Count how many lines below include the string "left", and give that number without anything else.

══════════

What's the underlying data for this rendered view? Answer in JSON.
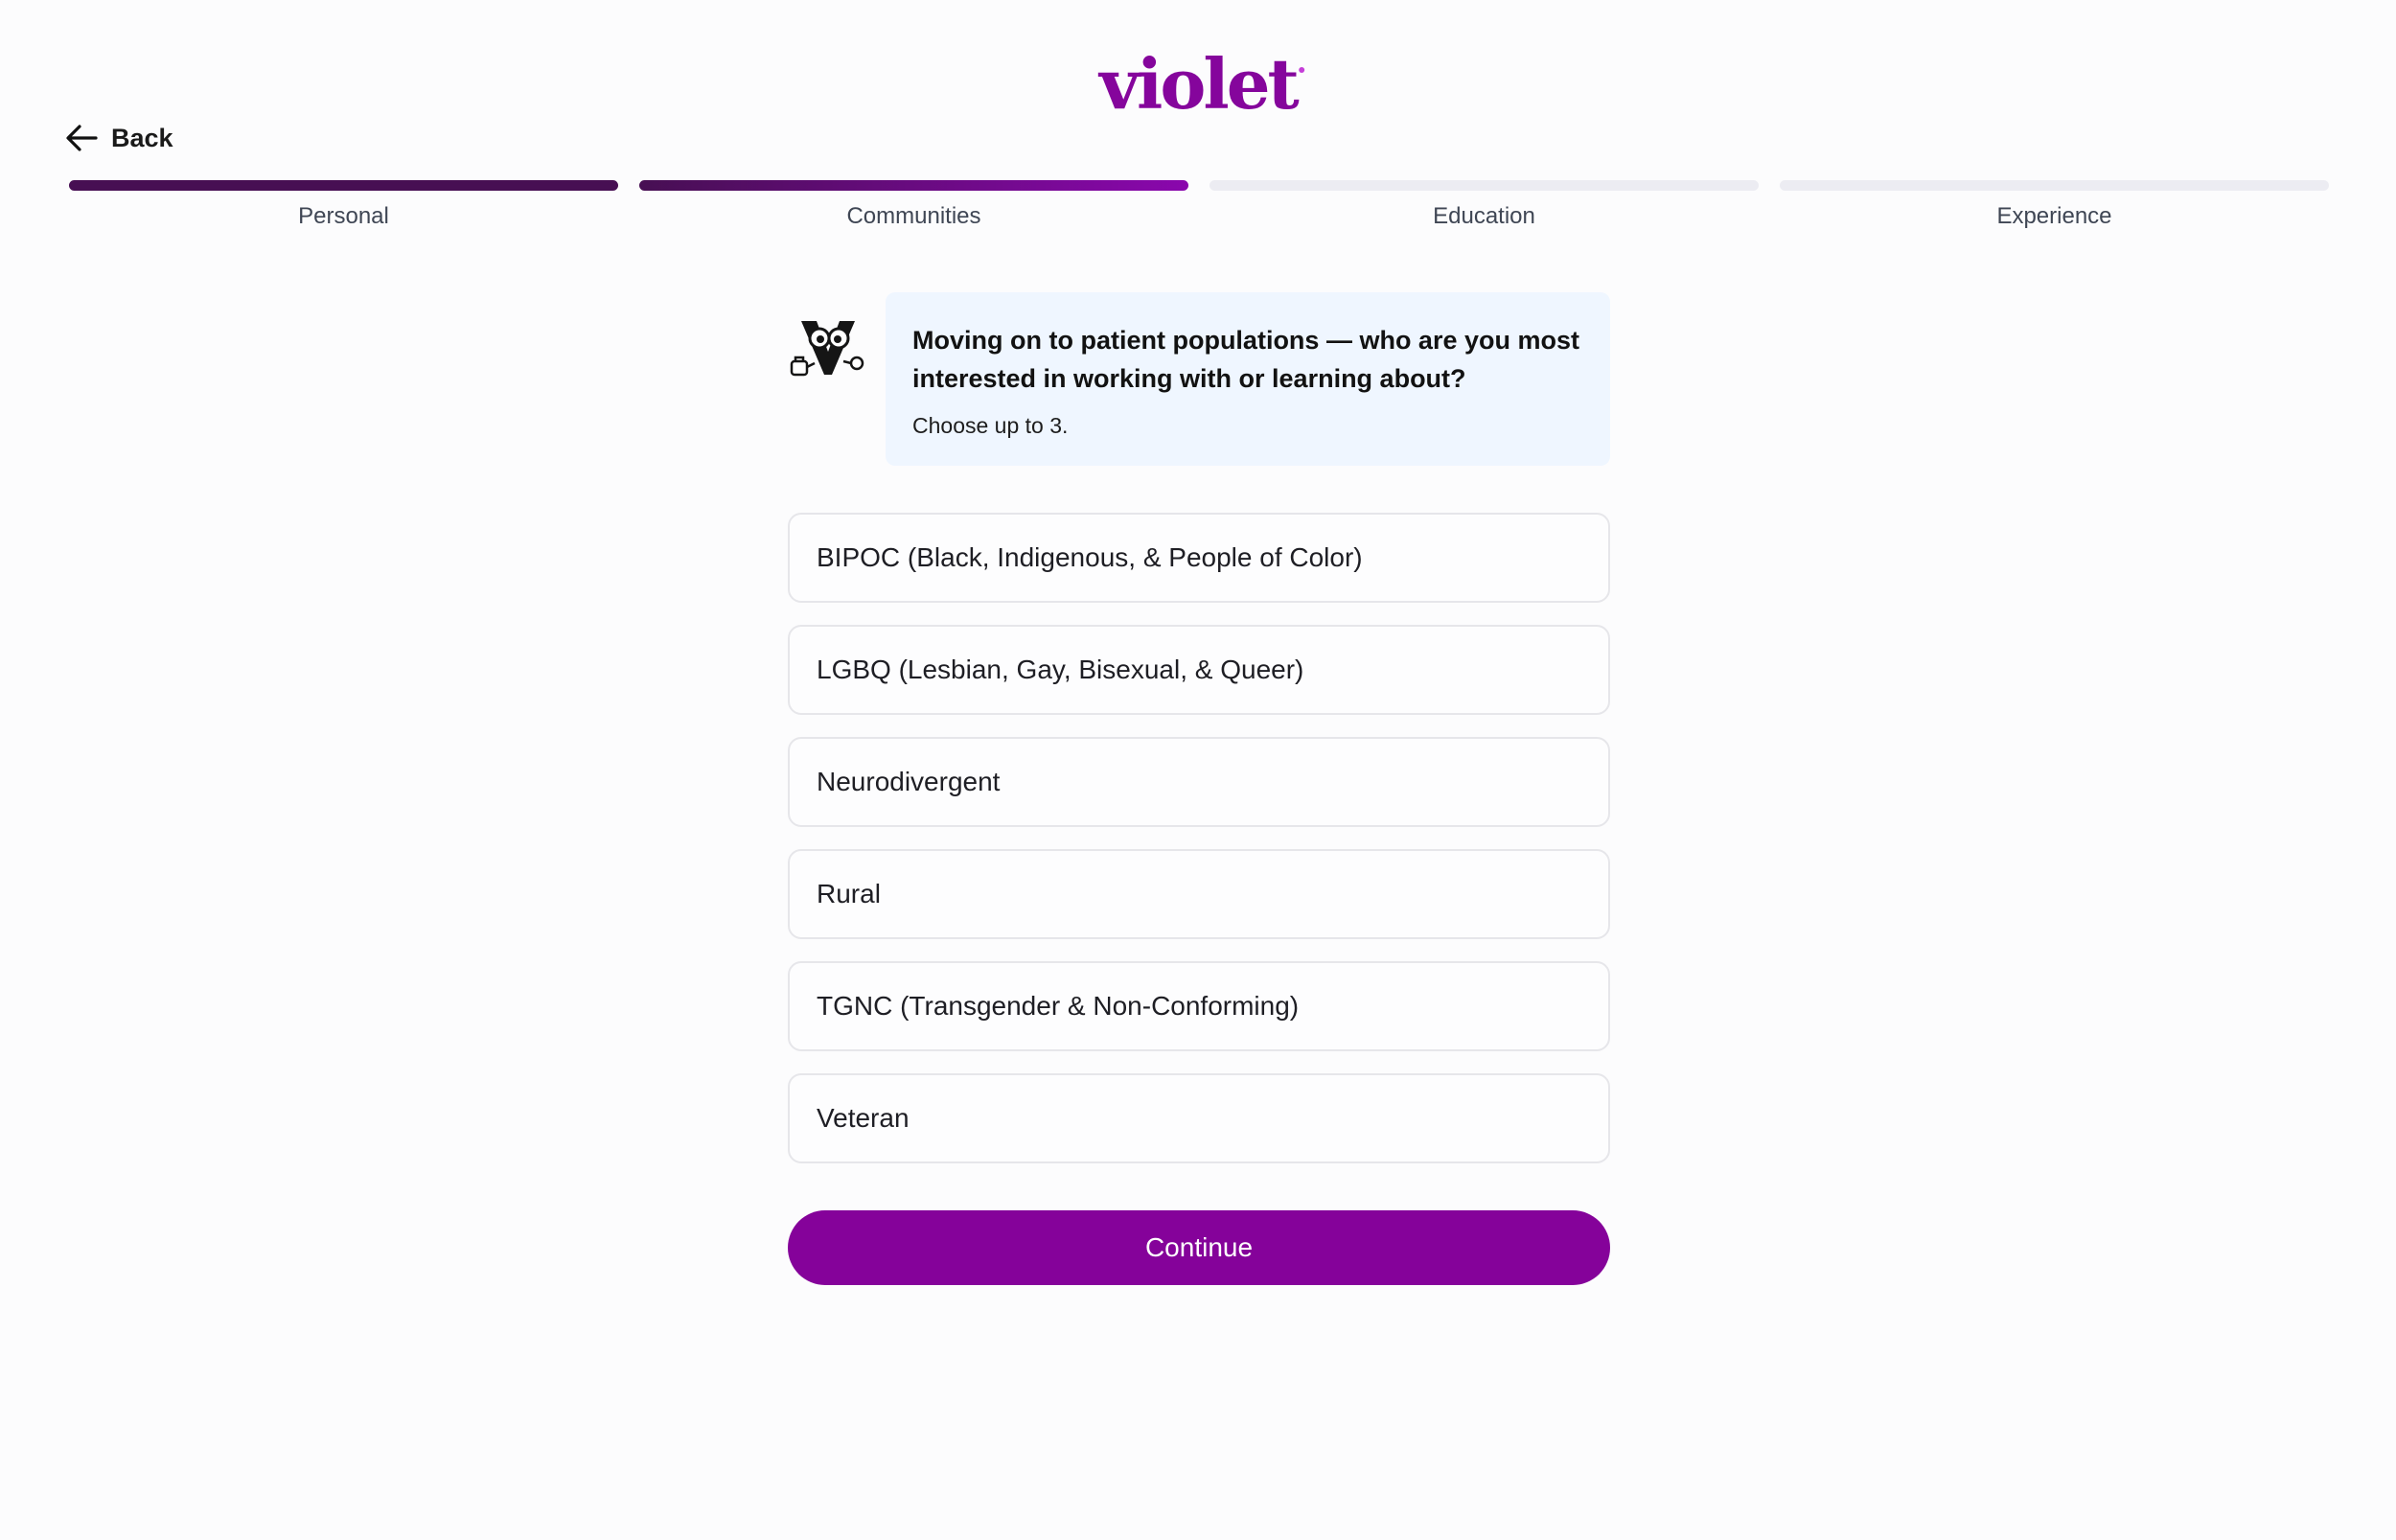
{
  "header": {
    "logo_text": "violet",
    "back_label": "Back",
    "back_icon": "arrow-left-icon"
  },
  "progress": {
    "steps": [
      {
        "label": "Personal",
        "state": "complete"
      },
      {
        "label": "Communities",
        "state": "current"
      },
      {
        "label": "Education",
        "state": "upcoming"
      },
      {
        "label": "Experience",
        "state": "upcoming"
      }
    ]
  },
  "question": {
    "mascot_icon": "violet-mascot-icon",
    "text": "Moving on to patient populations — who are you most interested in working with or learning about?",
    "subtext": "Choose up to 3."
  },
  "options": [
    {
      "label": "BIPOC (Black, Indigenous, & People of Color)"
    },
    {
      "label": "LGBQ (Lesbian, Gay, Bisexual, & Queer)"
    },
    {
      "label": "Neurodivergent"
    },
    {
      "label": "Rural"
    },
    {
      "label": "TGNC (Transgender & Non-Conforming)"
    },
    {
      "label": "Veteran"
    }
  ],
  "continue_label": "Continue",
  "colors": {
    "brand": "#85059c",
    "progress_done": "#470f53",
    "progress_empty": "#ececf2",
    "bubble_bg": "#eff6ff"
  }
}
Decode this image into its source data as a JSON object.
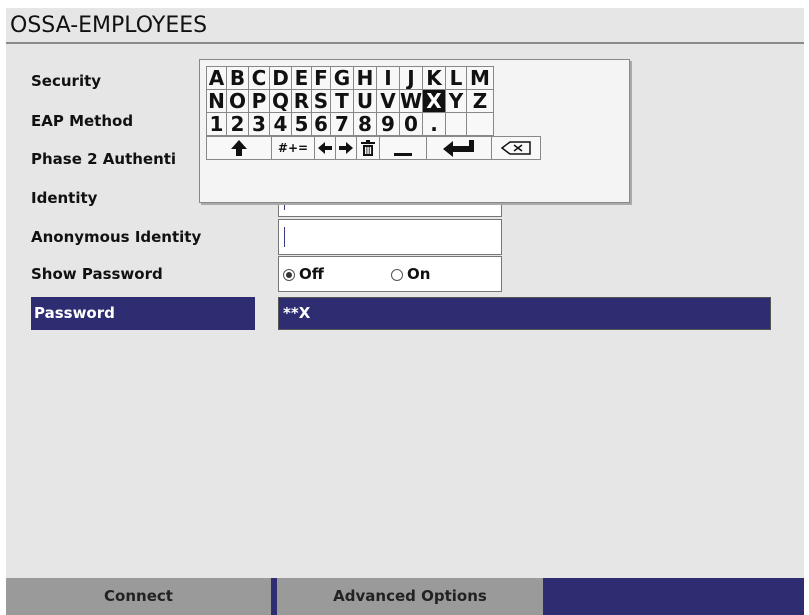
{
  "window": {
    "title": "OSSA-EMPLOYEES"
  },
  "form": {
    "security_label": "Security",
    "eap_method_label": "EAP Method",
    "phase2_label": "Phase 2 Authenti",
    "identity_label": "Identity",
    "identity_value": "",
    "anon_identity_label": "Anonymous Identity",
    "anon_identity_value": "",
    "show_password_label": "Show Password",
    "show_password_off": "Off",
    "show_password_on": "On",
    "show_password_selected": "Off",
    "password_label": "Password",
    "password_value": "**X"
  },
  "keyboard": {
    "row1": [
      "A",
      "B",
      "C",
      "D",
      "E",
      "F",
      "G",
      "H",
      "I",
      "J",
      "K",
      "L",
      "M"
    ],
    "row2": [
      "N",
      "O",
      "P",
      "Q",
      "R",
      "S",
      "T",
      "U",
      "V",
      "W",
      "X",
      "Y",
      "Z"
    ],
    "row3": [
      "1",
      "2",
      "3",
      "4",
      "5",
      "6",
      "7",
      "8",
      "9",
      "0",
      ".",
      "",
      ""
    ],
    "highlighted_key": "X",
    "shift_icon": "shift-arrow-icon",
    "symbols_label": "#+=",
    "left_icon": "arrow-left-icon",
    "right_icon": "arrow-right-icon",
    "trash_icon": "trash-icon",
    "space_icon": "space-bar-icon",
    "enter_icon": "enter-icon",
    "backspace_icon": "backspace-icon"
  },
  "bottom_bar": {
    "connect_label": "Connect",
    "advanced_label": "Advanced Options"
  },
  "colors": {
    "selection": "#2e2d72",
    "background": "#e6e6e6",
    "bottom_button": "#9a9a9a"
  }
}
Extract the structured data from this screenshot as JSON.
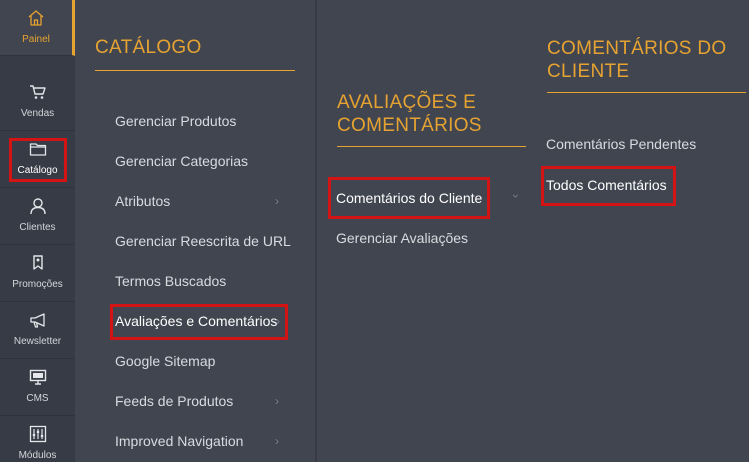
{
  "rail": {
    "items": [
      {
        "label": "Painel",
        "icon": "home-icon"
      },
      {
        "label": "Vendas",
        "icon": "cart-icon"
      },
      {
        "label": "Catálogo",
        "icon": "folder-icon"
      },
      {
        "label": "Clientes",
        "icon": "user-icon"
      },
      {
        "label": "Promoções",
        "icon": "tag-icon"
      },
      {
        "label": "Newsletter",
        "icon": "megaphone-icon"
      },
      {
        "label": "CMS",
        "icon": "monitor-icon"
      },
      {
        "label": "Módulos",
        "icon": "sliders-icon"
      }
    ]
  },
  "catalog_panel": {
    "title": "CATÁLOGO",
    "items": [
      "Gerenciar Produtos",
      "Gerenciar Categorias",
      "Atributos",
      "Gerenciar Reescrita de URL",
      "Termos Buscados",
      "Avaliações e Comentários",
      "Google Sitemap",
      "Feeds de Produtos",
      "Improved Navigation"
    ]
  },
  "reviews_panel": {
    "title_line1": "AVALIAÇÕES E",
    "title_line2": "COMENTÁRIOS",
    "items": [
      "Comentários do Cliente",
      "Gerenciar Avaliações"
    ]
  },
  "customer_reviews_panel": {
    "title_line1": "COMENTÁRIOS DO",
    "title_line2": "CLIENTE",
    "items": [
      "Comentários Pendentes",
      "Todos Comentários"
    ]
  },
  "colors": {
    "accent": "#e6a331",
    "highlight": "#d41414",
    "rail_bg": "#373b45",
    "panel_bg": "#414550"
  }
}
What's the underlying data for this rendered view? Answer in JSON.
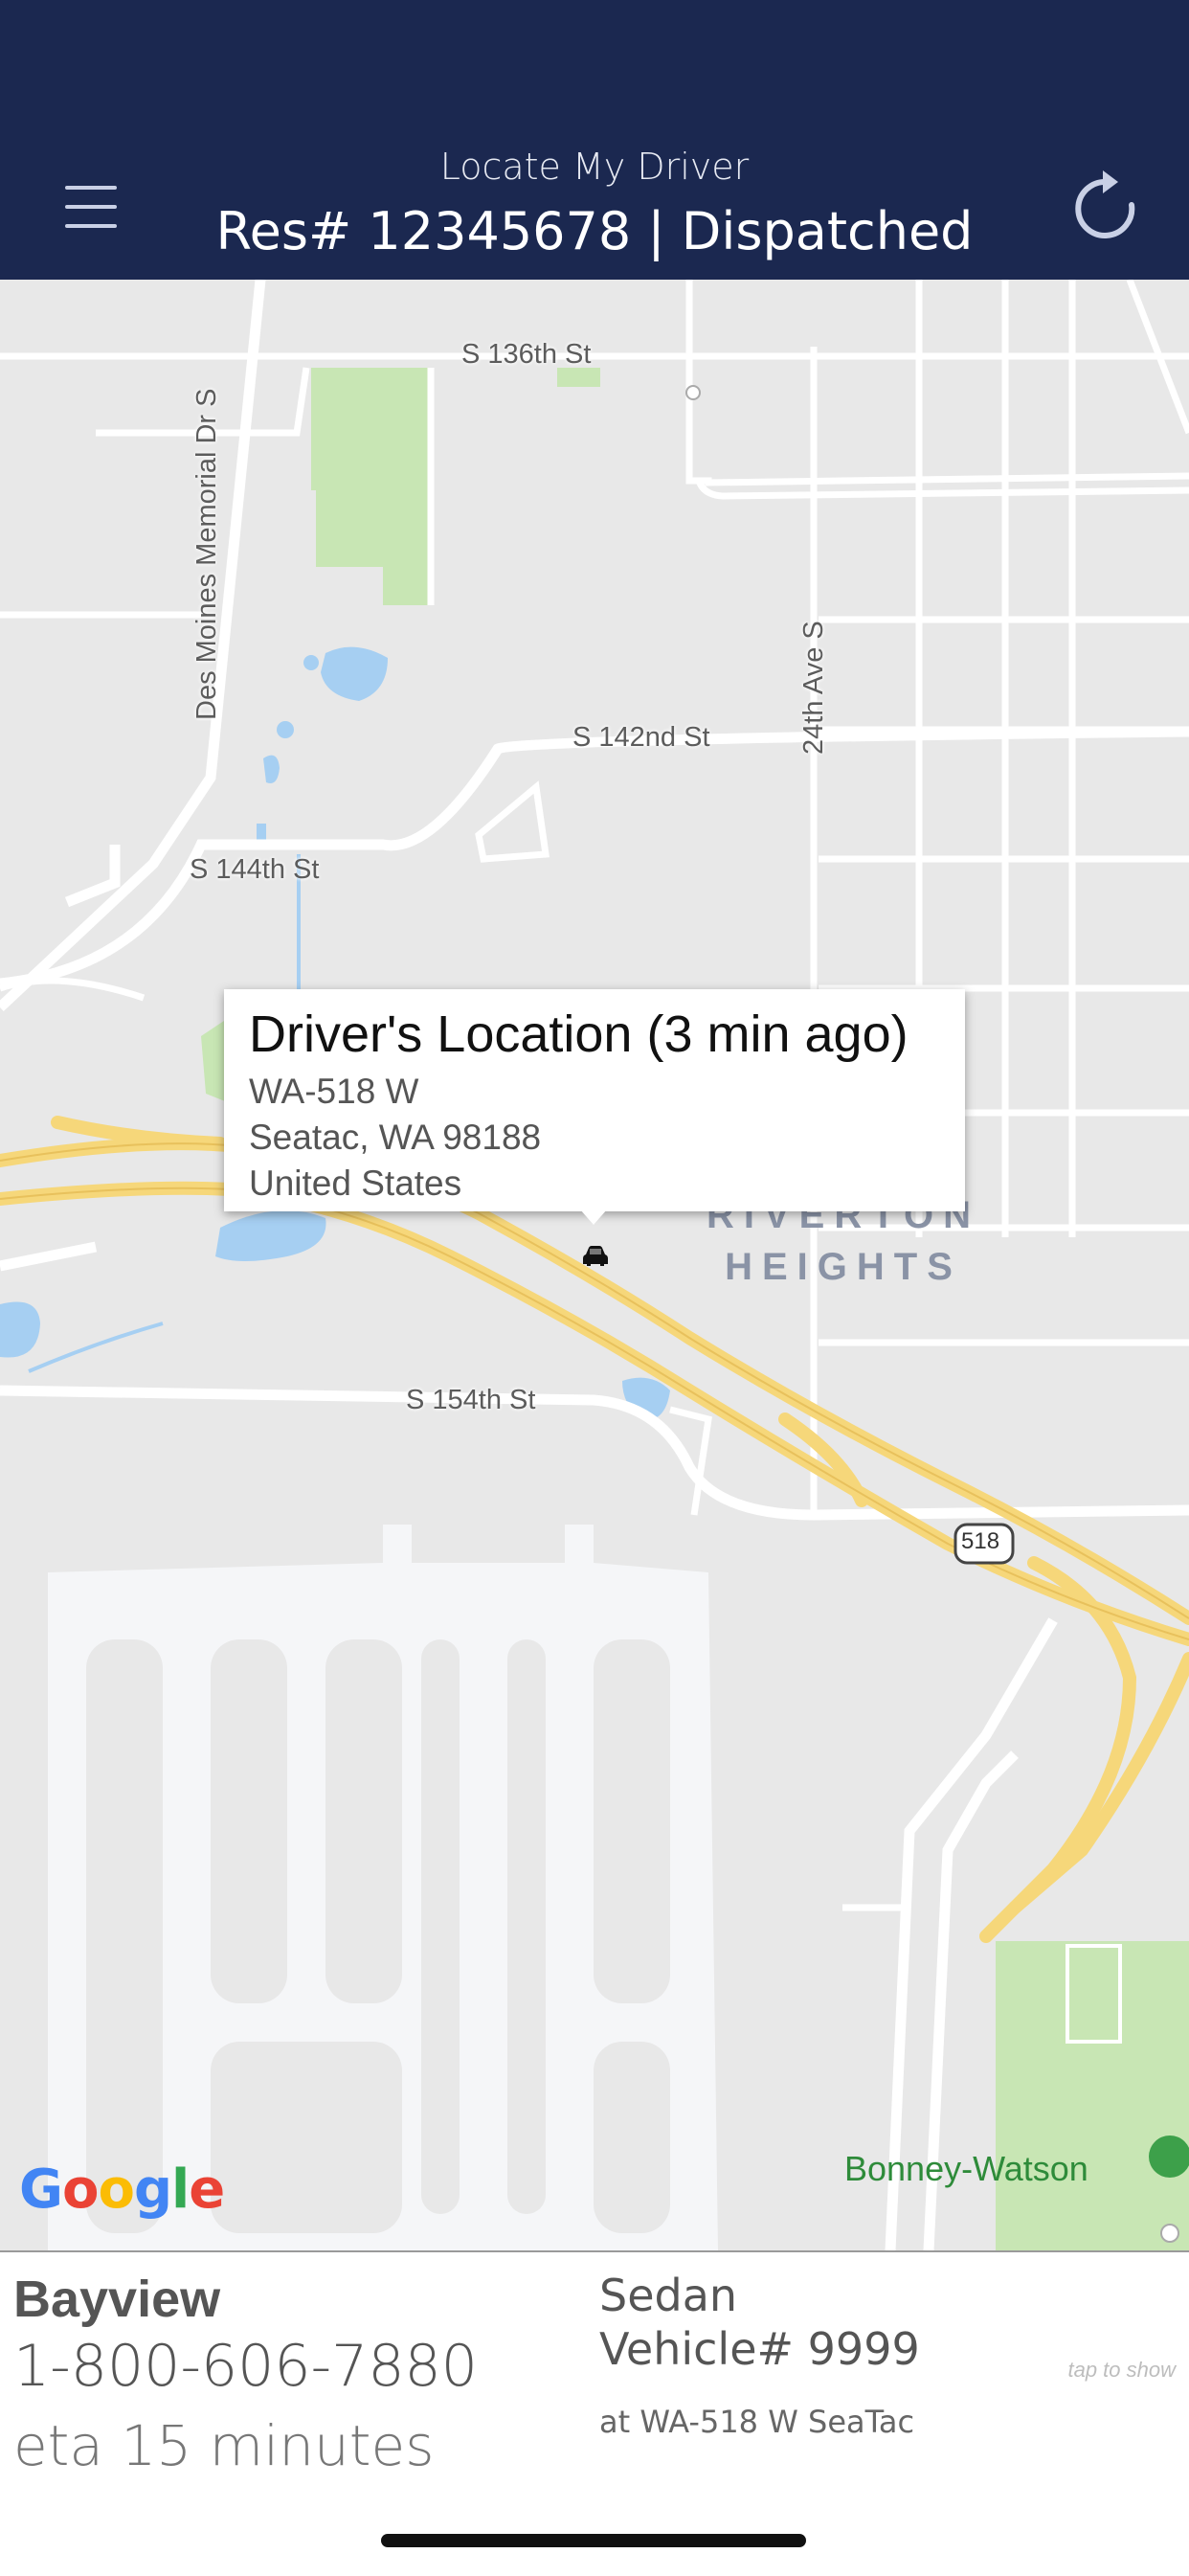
{
  "header": {
    "title": "Locate My Driver",
    "subtitle": "Res# 12345678 | Dispatched",
    "menu_icon": "hamburger-menu-icon",
    "refresh_icon": "refresh-icon"
  },
  "map": {
    "roads": {
      "s136": "S 136th St",
      "des_moines": "Des Moines Memorial Dr S",
      "s142": "S 142nd St",
      "ave24": "24th Ave S",
      "s144": "S 144th St",
      "s154": "S 154th St",
      "route_518": "518"
    },
    "area": {
      "line1": "RIVERTON",
      "line2": "HEIGHTS"
    },
    "place": "Bonney-Watson",
    "google_logo": "Google",
    "popup": {
      "title": "Driver's Location (3 min ago)",
      "line1": "WA-518 W",
      "line2": "Seatac, WA  98188",
      "line3": "United States"
    }
  },
  "driver": {
    "company": "Bayview",
    "phone": "1-800-606-7880",
    "eta": "eta 15 minutes",
    "vehicle_type": "Sedan",
    "vehicle_number": "Vehicle# 9999",
    "location": "at WA-518 W SeaTac",
    "tap_hint": "tap to show"
  },
  "colors": {
    "header_bg": "#1b2850",
    "map_bg": "#e8e8e8",
    "highway": "#f6d77a",
    "water": "#a6cff2",
    "park": "#c8e6b4",
    "airport": "#f5f6f8"
  }
}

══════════

:: ANSWER ::
2